3:00pm – Lawan and I head to another camp called Central Primary, home to 2,000 displaced people. Oxfam doesn’t work in this camp, so we speak to staff from Médecins Sans Frontières (MSF) who work there regularly and who introduce us to the families that lost their homes in the fire the day before. We are able to give them the same kits as we give to our new arrivals in Aburi Gate. It doesn’t replace what they have lost, but it at least means they have the basic essentials they need to start again.
5:30pm – By now my team have gone home to get some well deserved rest, but I have a meeting with MSF. We work very closely with them in Damboa; this meeting is to discuss water supply from boreholes that supply the camps. We are approaching the height of dry season and the level of water coming from the wells is rapidly decreasing. Above all, we want to avoid any disruption in water supply to the camps. We make a joint plan to improve and deepen the boreholes, and to arrange to bring in water via trucks in the interim period. Trucking water is a logistically heavy task – a single trip can take three hours and we need to do that at least four times a day – but it’s the only option we have until we can work on the wells.
6:30pm – The sun is starting to go down, so I sneak into the house on our compound and find a quiet spot to do some yoga. Our house was destroyed by Boko Haram, so only the fire damaged walls remain. The only space I can find is behind a stack of latrine slabs – oh well!
7:30pm – Finally time to start on the notorious paperwork… Being a team leader means working quite autonomously and managing most aspects of the various projects we have, from planning, to budgeting, contributing to proposals, to analysing data gathered by the public health team, including health data and community feedback. Doing this analysis regularly means that our programmes improve and respond to the changing situation in Damboa. Then there are the dreaded emails to catch up on….
9:00pm – Paperwork done, I shift my attention to some studying. I’m currently studying for a Masters in Public Health, and although doing it alongside my work gives me the opportunity to put my learning into practice straight away, I’m not sure it was the best idea to add studying into an already hectic workload!
10:00pm – It’s time to turn off my laptop and head into my tent. By now Damboa has been dark for three hours, but I brought a small string of fairy lights with me so I can spend some time pottering around my tent before I get into bed.

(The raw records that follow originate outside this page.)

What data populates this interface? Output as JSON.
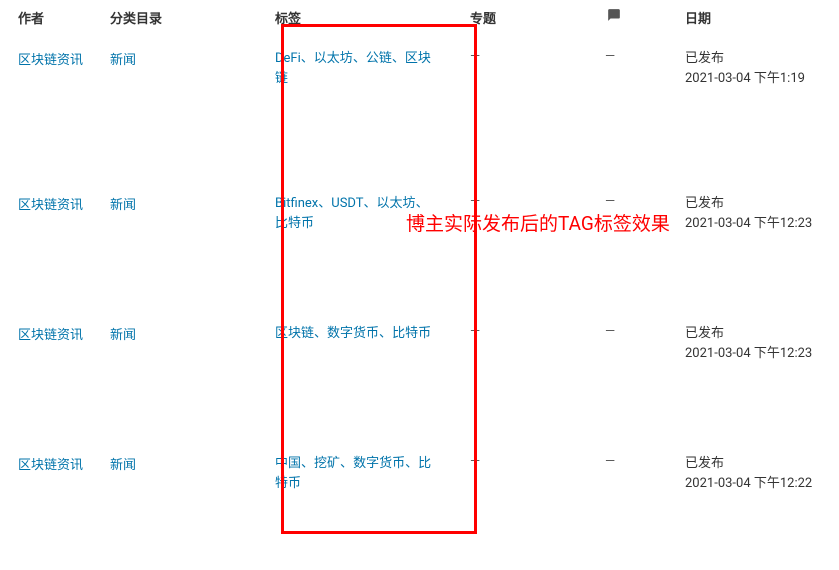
{
  "headers": {
    "author": "作者",
    "category": "分类目录",
    "tags": "标签",
    "topic": "专题",
    "date": "日期"
  },
  "rows": [
    {
      "author": "区块链资讯",
      "category": "新闻",
      "tags": [
        "DeFi",
        "以太坊",
        "公链",
        "区块链"
      ],
      "topic": "—",
      "comment": "—",
      "status": "已发布",
      "datetime": "2021-03-04 下午1:19"
    },
    {
      "author": "区块链资讯",
      "category": "新闻",
      "tags": [
        "Bitfinex",
        "USDT",
        "以太坊",
        "比特币"
      ],
      "topic": "—",
      "comment": "—",
      "status": "已发布",
      "datetime": "2021-03-04 下午12:23"
    },
    {
      "author": "区块链资讯",
      "category": "新闻",
      "tags": [
        "区块链",
        "数字货币",
        "比特币"
      ],
      "topic": "—",
      "comment": "—",
      "status": "已发布",
      "datetime": "2021-03-04 下午12:23"
    },
    {
      "author": "区块链资讯",
      "category": "新闻",
      "tags": [
        "中国",
        "挖矿",
        "数字货币",
        "比特币"
      ],
      "topic": "—",
      "comment": "—",
      "status": "已发布",
      "datetime": "2021-03-04 下午12:22"
    }
  ],
  "annotation": "博主实际发布后的TAG标签效果",
  "separator": "、"
}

I read a book for a while to switch off my brain (thank you to the inventor of backlit kindles!) before heading off to sleep.
If you have any questions about my job or life here in Nigeria, comment below. I’d love to hear from you.